  2. a GDC talk about the development of a game called Thumper.

The 3D printing documentary was interesting mainly because I don’t really know anything about the technology and the business of it. So it was interesting to see how it all got to be.

The Thumper talk was game-changing for me. I really love that guy’s calm approach to all of it. He’s not complaining how hard it was. He’s just explaining the journey and talking about how they got through. I like the simple approach. Just put something on the screen. And iterate. I like the idea of learning as you go but lot of the time I get stuck and I think that I’ve arrived at an impossible obstacle. But seeing them make this game made me think about the way I approach stuff and be more of a “deliver-it” programmer. I want to deliver things, not to do them right and overengineer it.

That’s it for today, see you next Sunday.

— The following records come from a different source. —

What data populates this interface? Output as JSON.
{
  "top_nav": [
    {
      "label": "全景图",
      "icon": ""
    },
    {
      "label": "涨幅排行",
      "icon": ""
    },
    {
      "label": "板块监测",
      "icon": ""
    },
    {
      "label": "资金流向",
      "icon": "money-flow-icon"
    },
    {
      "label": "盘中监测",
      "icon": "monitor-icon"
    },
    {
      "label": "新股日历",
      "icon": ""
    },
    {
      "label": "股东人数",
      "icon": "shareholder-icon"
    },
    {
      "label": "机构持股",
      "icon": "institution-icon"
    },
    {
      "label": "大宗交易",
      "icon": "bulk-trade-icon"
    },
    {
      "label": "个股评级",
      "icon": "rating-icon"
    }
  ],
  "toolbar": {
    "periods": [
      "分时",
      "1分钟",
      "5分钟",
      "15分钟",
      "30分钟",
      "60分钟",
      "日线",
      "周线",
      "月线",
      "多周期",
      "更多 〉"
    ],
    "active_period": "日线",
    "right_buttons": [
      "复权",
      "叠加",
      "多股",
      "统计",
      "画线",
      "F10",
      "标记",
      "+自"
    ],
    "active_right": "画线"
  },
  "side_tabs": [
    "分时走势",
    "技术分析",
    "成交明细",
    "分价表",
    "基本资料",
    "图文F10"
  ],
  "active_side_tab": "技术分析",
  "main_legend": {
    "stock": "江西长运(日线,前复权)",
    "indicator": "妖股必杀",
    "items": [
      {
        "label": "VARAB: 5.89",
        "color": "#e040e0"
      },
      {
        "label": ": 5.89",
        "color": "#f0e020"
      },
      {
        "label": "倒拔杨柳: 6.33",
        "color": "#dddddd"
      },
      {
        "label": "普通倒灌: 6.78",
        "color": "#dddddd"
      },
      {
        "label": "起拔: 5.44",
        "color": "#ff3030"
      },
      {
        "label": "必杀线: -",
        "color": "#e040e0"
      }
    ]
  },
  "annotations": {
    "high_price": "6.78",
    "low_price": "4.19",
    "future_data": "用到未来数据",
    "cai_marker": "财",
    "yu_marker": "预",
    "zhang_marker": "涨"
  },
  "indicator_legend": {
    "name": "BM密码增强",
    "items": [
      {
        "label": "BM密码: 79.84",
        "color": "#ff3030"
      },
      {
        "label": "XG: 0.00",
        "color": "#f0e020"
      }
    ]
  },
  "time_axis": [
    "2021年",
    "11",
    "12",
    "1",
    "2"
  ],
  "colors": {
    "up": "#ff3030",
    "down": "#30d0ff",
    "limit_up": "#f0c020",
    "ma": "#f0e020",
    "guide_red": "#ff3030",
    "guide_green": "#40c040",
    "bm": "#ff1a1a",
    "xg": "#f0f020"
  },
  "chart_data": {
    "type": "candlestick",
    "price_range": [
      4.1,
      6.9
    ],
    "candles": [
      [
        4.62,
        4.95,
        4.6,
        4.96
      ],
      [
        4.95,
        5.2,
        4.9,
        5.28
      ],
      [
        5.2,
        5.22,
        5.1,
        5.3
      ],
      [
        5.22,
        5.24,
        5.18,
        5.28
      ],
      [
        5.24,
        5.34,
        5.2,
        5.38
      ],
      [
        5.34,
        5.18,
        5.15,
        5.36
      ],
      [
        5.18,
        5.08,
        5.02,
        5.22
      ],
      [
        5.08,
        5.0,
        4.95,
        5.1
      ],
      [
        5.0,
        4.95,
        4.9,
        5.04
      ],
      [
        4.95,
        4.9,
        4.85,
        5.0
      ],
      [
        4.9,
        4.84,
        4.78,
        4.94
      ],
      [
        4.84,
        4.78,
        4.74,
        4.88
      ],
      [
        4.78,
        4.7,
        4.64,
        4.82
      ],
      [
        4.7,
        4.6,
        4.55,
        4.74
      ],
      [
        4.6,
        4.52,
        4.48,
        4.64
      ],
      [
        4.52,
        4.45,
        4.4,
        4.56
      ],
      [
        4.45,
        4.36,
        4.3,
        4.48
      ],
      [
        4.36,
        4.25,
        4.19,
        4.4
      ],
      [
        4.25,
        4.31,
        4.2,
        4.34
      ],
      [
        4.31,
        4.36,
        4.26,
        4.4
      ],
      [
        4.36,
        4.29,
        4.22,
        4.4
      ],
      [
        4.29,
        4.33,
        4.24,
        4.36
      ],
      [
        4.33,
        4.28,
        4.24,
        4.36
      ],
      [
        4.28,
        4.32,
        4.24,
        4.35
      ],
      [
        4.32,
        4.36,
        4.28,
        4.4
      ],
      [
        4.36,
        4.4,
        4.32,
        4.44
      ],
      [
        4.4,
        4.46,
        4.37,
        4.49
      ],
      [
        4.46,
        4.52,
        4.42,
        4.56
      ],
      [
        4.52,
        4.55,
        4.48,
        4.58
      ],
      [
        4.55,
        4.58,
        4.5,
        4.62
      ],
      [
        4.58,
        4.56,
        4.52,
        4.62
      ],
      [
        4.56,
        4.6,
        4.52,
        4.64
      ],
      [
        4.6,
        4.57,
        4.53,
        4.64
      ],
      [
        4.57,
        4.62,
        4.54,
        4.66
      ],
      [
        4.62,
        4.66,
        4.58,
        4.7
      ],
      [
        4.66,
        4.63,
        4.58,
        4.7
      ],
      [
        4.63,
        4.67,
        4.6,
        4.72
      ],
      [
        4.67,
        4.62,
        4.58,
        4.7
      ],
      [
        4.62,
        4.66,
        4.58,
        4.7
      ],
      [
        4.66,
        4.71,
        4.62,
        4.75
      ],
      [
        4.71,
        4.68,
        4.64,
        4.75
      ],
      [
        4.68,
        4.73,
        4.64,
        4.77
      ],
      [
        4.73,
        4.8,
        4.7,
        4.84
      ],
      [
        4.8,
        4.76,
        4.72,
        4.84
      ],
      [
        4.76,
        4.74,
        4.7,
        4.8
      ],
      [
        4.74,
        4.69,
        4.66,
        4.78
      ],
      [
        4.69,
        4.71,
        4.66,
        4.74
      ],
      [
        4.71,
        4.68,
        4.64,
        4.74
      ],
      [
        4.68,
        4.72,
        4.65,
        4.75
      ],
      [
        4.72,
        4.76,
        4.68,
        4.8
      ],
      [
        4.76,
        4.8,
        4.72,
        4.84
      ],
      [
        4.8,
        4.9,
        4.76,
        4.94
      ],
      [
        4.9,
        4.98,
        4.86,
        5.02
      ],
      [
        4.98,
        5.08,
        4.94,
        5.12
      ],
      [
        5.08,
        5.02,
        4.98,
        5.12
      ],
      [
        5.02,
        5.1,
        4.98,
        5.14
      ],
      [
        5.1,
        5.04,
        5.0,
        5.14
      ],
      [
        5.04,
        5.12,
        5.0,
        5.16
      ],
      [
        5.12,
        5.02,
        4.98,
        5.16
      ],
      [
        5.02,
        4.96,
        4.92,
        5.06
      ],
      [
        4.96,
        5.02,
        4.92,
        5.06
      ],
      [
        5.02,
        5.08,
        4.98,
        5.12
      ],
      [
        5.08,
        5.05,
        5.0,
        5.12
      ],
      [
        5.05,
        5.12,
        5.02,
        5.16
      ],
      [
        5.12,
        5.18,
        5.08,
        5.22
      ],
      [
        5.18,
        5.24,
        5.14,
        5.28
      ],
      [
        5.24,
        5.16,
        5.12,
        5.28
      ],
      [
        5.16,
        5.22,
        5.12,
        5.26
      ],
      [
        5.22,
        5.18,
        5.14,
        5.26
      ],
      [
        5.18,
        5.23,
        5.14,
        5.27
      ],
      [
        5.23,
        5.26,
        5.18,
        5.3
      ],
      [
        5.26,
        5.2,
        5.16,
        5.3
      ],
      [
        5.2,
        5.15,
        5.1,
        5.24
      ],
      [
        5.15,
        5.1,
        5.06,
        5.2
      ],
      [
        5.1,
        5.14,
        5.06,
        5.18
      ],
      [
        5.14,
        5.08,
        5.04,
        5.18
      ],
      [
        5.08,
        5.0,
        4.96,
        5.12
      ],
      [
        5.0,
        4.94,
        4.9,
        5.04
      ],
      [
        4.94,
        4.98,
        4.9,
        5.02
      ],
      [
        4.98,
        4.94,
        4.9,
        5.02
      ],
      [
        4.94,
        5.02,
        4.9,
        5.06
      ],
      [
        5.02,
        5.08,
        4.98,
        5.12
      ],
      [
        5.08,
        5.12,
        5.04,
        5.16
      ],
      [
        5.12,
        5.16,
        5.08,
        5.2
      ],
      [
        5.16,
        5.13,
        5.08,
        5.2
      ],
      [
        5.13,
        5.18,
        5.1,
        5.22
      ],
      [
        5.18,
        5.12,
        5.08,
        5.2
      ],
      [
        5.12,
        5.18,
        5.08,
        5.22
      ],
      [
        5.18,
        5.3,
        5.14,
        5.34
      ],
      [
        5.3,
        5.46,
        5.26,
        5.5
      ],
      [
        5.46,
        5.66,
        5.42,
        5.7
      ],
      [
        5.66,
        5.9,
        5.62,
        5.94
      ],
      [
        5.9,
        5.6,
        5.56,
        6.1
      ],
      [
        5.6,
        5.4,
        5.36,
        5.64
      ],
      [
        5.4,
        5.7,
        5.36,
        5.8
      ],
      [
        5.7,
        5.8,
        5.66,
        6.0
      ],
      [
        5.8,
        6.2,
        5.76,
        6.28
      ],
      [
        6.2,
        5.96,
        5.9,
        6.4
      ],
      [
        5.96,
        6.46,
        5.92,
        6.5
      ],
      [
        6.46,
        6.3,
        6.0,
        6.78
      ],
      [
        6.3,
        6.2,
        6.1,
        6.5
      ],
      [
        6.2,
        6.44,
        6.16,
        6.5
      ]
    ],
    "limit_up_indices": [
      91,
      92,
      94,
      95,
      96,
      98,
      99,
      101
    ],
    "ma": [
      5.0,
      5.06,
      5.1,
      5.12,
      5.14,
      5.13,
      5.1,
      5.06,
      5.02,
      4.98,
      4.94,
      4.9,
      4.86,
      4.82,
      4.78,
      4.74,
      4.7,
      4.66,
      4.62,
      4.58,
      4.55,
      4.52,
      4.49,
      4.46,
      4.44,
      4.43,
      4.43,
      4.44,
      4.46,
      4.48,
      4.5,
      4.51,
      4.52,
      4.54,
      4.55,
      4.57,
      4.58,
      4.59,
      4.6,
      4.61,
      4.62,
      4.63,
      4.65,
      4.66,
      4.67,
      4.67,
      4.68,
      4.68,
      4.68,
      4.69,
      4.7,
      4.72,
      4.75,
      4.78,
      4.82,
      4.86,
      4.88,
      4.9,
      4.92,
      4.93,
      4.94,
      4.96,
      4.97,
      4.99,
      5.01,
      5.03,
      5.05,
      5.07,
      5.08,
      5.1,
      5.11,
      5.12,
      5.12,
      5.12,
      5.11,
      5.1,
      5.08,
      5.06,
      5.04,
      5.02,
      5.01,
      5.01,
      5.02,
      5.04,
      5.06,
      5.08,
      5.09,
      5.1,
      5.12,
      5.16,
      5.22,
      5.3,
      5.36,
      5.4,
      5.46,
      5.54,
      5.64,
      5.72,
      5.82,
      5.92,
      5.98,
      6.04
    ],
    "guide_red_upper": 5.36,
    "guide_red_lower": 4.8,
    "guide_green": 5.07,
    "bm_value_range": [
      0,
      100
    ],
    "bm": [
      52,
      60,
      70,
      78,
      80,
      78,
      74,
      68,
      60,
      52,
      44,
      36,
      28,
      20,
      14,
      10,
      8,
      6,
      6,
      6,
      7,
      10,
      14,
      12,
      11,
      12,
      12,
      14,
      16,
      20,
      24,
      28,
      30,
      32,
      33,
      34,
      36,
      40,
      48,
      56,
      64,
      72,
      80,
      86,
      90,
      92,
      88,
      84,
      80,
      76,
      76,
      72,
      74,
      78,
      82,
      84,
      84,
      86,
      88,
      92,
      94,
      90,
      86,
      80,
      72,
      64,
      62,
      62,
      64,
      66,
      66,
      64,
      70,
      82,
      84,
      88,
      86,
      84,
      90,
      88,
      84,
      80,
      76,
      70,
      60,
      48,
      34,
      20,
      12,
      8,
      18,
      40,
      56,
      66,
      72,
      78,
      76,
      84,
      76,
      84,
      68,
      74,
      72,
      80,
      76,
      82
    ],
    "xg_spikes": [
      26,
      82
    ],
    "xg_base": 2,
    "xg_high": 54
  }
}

The value of sheltering yourself

I think I need to cut myself off from a certain type of social media. Maybe it’s going to be enough to just do it mentally…let me explain.

I’ve got projects to do. Personal, side projects. Things that I’ve come up with to learn stuff. They are not the best ideas in the world. They will not make a hole in a world. But it’s still important to finish them. I don’t want to be a quitter. I want to be a doer. And you can’t be a doer without finishing what you’ve started.

I have a bad habit of going on twitter and looking at the stuff other people make. Sometimes it’s good to get inspired like that. But most of the time it just makes you look at what you’re working on and get bored of it. Maybe you’ve had an idea that you liked at the beginning but, now that you’ve spent some time on it, it’s not so new/exciting/easy-to-do.

Or in my case, I’m worried that I’m learning the wrong thing. The way technology world works is that it’s constantly changing, programming languages are going in and out of style. Everybody makes you feel that you’re doing it wrong if you’re not using the same programming language, framework, or paradigm they are using. It makes sense—everybody wants to be on the wave of what’s popular.

It makes sense to just ignore that. There’s no way of predicting future. You just need to get your head down and finish your things. You will learn something even if you work on the wrong project, using the wrong stuff. The important thing is that you’ll learn something. And finish something.


This is probably something very obvious to a lot of people but I sometimes need this kind of talking-to even if it’s from myself. I’d love to hear you opinion on this, reach out to me either on email or @dvdkouril.

How not to look for bugs in your code

In the project at work I basically have data that I’m rendering with a very sophisticated rendering pipeline. I was not getting exactly correct results so this week I had to look into that. From my point of view, there were two parts where things could go wrong: the data loading or the sophisticated, complex, error-prone rendering routine. I’ve spent two days going through every single part of the rendering, making sure that everything does exactly what I need it to. Of course everything was fine. The problem was in a code which loads the data from a text file. At some point I thought that this might be the problem but I dismissed it because it was “too much work” to debug.

It was just a gentle reminder of how much I still have to learn. Sometimes I get really hyped up and I’m excited to deliver things. But then I get stuck for few days on one thing and I’m reminded how hard software development actually is. It kinda makes me appreciate higher-level programming languages and other people’s libraries.

I was at my colleague’s “proficiency evaluation” this Friday. It’s a new kind of exam at TU Wien for PhD students. You are supposed to do it some where in the middle of your PhD and basically you show what you’ve already done and what’s your plan for the rest of the PhD. He was the first one to do it in the Vis Group and even though he passed, it wasn’t 100%. I took a lot of notes and I’m going to make sure that I have a better plan for my PhD.

This week were also notifications for IEEE Vis 2017 conference and quite a few papers got through! The one that I was participating on too! That’s good news because more people are going to go to Phoenix this autumn.